July 18, 2016
We woke up to the sound of the foghorn sounding off and a very thick fog blanketing the island. We had steel cut oats with fresh fruit, nuts, seeds, and granola for breakfast along with coffee of course.
At a few minutes before nine, a couple that spent the night on their sailboat in the cove came up the hill to the see the museum and lighthouse. We chatted with them and found out that they arrived after the campers and the other sailboat we saw pull in as the fog was rolling in. They said they were relieved to find a mooring (our fifth of five) available and that it was a tricky maneuver in the fog with four other boats to get tied up. Except for our guest quarters, we were
pretty full last night with five boats in the cove and six in the campsite. I took the visitors up in the lighthouse and the view was actually a little better than I expected.
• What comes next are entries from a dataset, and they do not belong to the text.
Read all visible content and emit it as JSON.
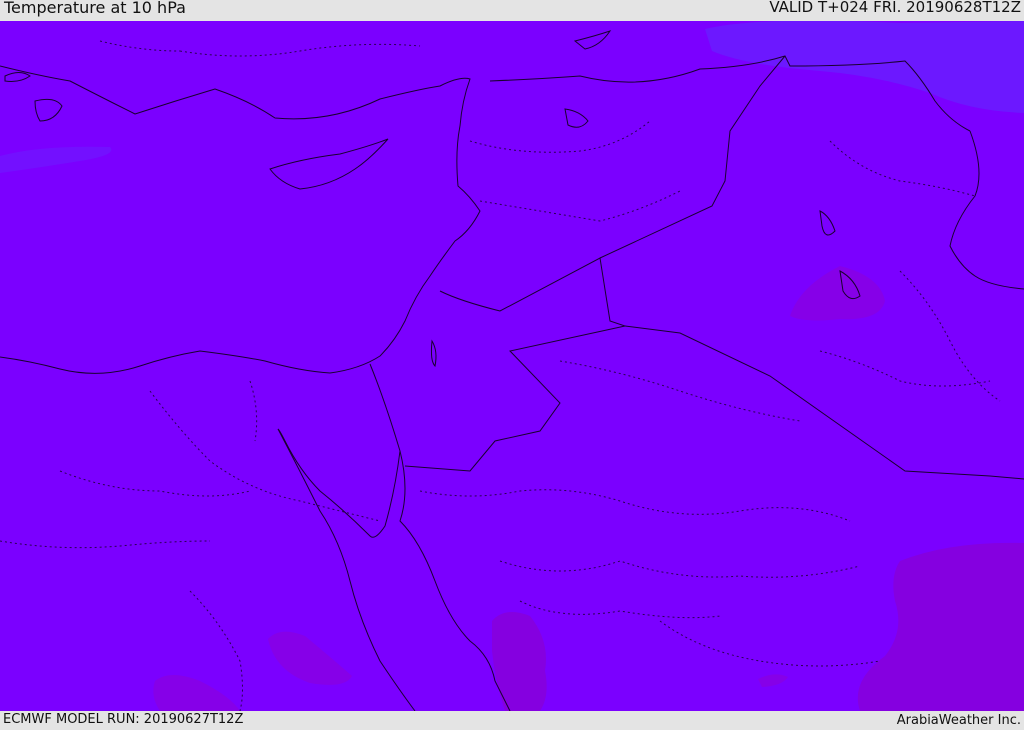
{
  "header": {
    "title": "Temperature at 10 hPa",
    "valid": "VALID T+024 FRI. 20190628T12Z"
  },
  "footer": {
    "model_run": "ECMWF MODEL RUN: 20190627T12Z",
    "credit": "ArabiaWeather Inc."
  },
  "map": {
    "field": "temperature",
    "level": "10 hPa",
    "colors": {
      "base": "#7b00ff",
      "cooler": "#6a1cff",
      "warmer": "#8a00e6",
      "border_line": "#1a0030"
    }
  }
}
We couldn’t see too far but the fog had burned off enough that we could at least see the water.
After breakfast, I fixed the latch on the interior light house doorway using the old trick of filling the hole with glue covered toothpicks and driving the screw into the toothpicks (thanks for the suggestion Jason). It worked perfectly and the latch won’t keep coming loose. Patty was chatting with our early visitors in the museum while I was doing that and then she did a little dusting and cleaning – the brick dust never stops.
The fog continued to dissipate but it was getting pretty hot and sticky. Around ten, the six that camped down the hill came up to see the museum and lighthouse. They said they had a good night and the only thing they missed out on because of the fog and dampness was playing cards together. In fact, they asked about availability in a couple of weeks because part of their group might come back. After seeing the lighthouse, they went off on a hike but said they planned to leave by early afternoon before forecasted storms hit.
We had some turkey and swiss cheese in the freezer thanks to our recent guests Whitney and Tom who gave it to us when they left. With that and some lettuce, tomato, and onion, we made sandwiches for lunch before Ethan’s group arrived. After we ate and cleaned up, it was just about 11:30 and a few minutes later, the first visitors from the ferry came up the hill.
One extended family of ten staying together at Small Point was from Massachusetts and New Jersey. They brought a picnic lunch with them and ate at the table outside our kitchen after touring the lighthouse. Most of them had been to Seguin before but a few had not and they all enjoyed hearing the history of the island (a refresher for some). One of them said that the flies in Small Point are vicious right now which I feel lucky
because we don’t have too many….yet. We also had a family of seven from the Houston area in the group that are heading home on Wednesday to temperatures of 100 or higher. We felt lucky again! They also brought a picnic lunch and spread out on the lawn to eat. Very unusually, we also had a couple that visited the museum and went to hike but decided not to go up in the lighthouse.
After Ethan’s group started to head down the hill or off on hikes, we overheard some lobstermen on the radio saying they were heading in because of front coming our way with severe weather. The wind had definitely picked up since this morning and while it was pretty clear now, we could see thick clouds to the west. We went down the hill to check the camp area and cove and saw that only one sailboat was moored and the campers were gone. We headed back up the hill with water and thought we might do some mowing before the storms arrived.
By the time we got up the hill, it was even windier, too windy to work outside with our 10-minute average speed (according to the weather station) up to 20mph. And the clouds were getting closer faster than we expected. Not long afterwards, we started to hear thunder and it started raining lightly. No mowing. About an hour later, around 5:30 or so, the sun started to come out and we thought the storm had mostly passed without getting bad though we still heard distant thunder and the wind was now averaging 22mph. The weather station actually read “Kite Flying Weather.”
With an occasional rumble of thunder, two visitors from Quebec that were moored in the cove came up the hill. We were really surprised to see them, in fact, Patty had just said “now is the time some crazy couple will visit” and they were surprised we were here. When she told them she had just said that, they showed her the storm on radar – It was a big one and it just skirted to the south of us and was heading away. They visited the museum and gift-shop but we said we didn’t feel comfortable taking them up in the tower because of the potential for lightning, particularly in light of the fact that our ground cable is broken. They planned to spend the night in the cove and said they were fine with either coming up later tonight if it cleared up or tomorrow if not. Before returning to their boat, they hiked the North Trail and then headed down around 6:30.
Later, Patty made a dinner of ham (left by our friends Terri & John when they visited), baked potatoes, and garden greens sautéed with mushrooms.
Visitors – 31
Favorite Moment(s) – Having a full cove and campsite
Sunrise – 5:03am
Sunset – 8:09pm